Among the records that follow, how many lines contain the word "messages"? Give the number and no other words.

■ GIVEN DATA
◆ ◆ ◆ ◆ ◆
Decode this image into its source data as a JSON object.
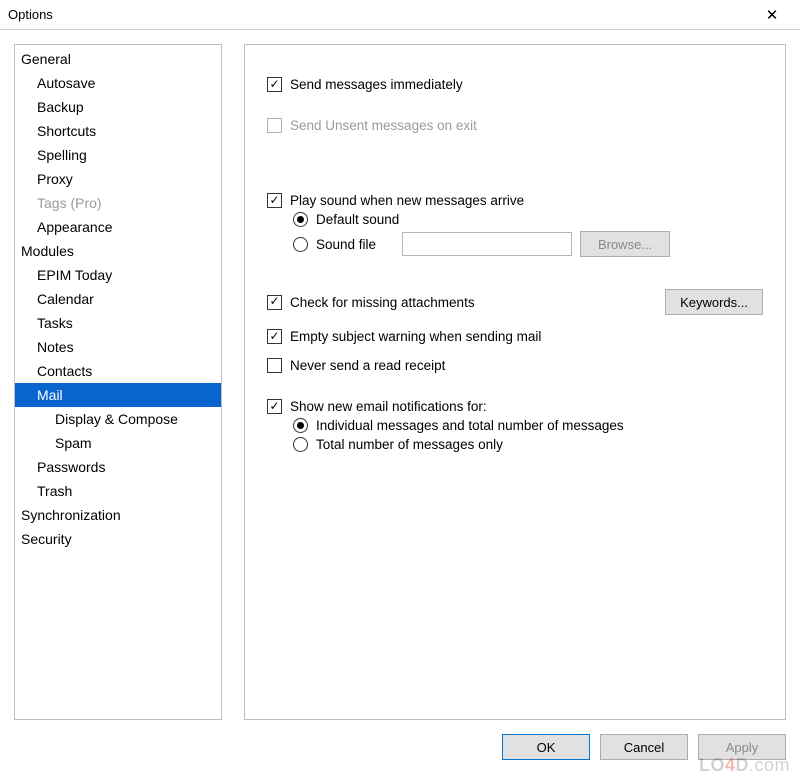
{
  "window": {
    "title": "Options"
  },
  "tree": {
    "general": "General",
    "autosave": "Autosave",
    "backup": "Backup",
    "shortcuts": "Shortcuts",
    "spelling": "Spelling",
    "proxy": "Proxy",
    "tags_pro": "Tags (Pro)",
    "appearance": "Appearance",
    "modules": "Modules",
    "epim_today": "EPIM Today",
    "calendar": "Calendar",
    "tasks": "Tasks",
    "notes": "Notes",
    "contacts": "Contacts",
    "mail": "Mail",
    "display_compose": "Display & Compose",
    "spam": "Spam",
    "passwords": "Passwords",
    "trash": "Trash",
    "synchronization": "Synchronization",
    "security": "Security"
  },
  "mail": {
    "send_immediately": "Send messages immediately",
    "send_unsent_on_exit": "Send Unsent messages on exit",
    "play_sound": "Play sound when new messages arrive",
    "default_sound": "Default sound",
    "sound_file": "Sound file",
    "browse": "Browse...",
    "check_attachments": "Check for missing attachments",
    "keywords": "Keywords...",
    "empty_subject": "Empty subject warning when sending mail",
    "never_read_receipt": "Never send a read receipt",
    "show_notifications": "Show new email notifications for:",
    "individual_msgs": "Individual messages and total number of messages",
    "total_only": "Total number of messages only"
  },
  "footer": {
    "ok": "OK",
    "cancel": "Cancel",
    "apply": "Apply"
  },
  "watermark": "LO4D.com"
}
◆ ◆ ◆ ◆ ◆
■ SOLUTION TO THIS TASK
5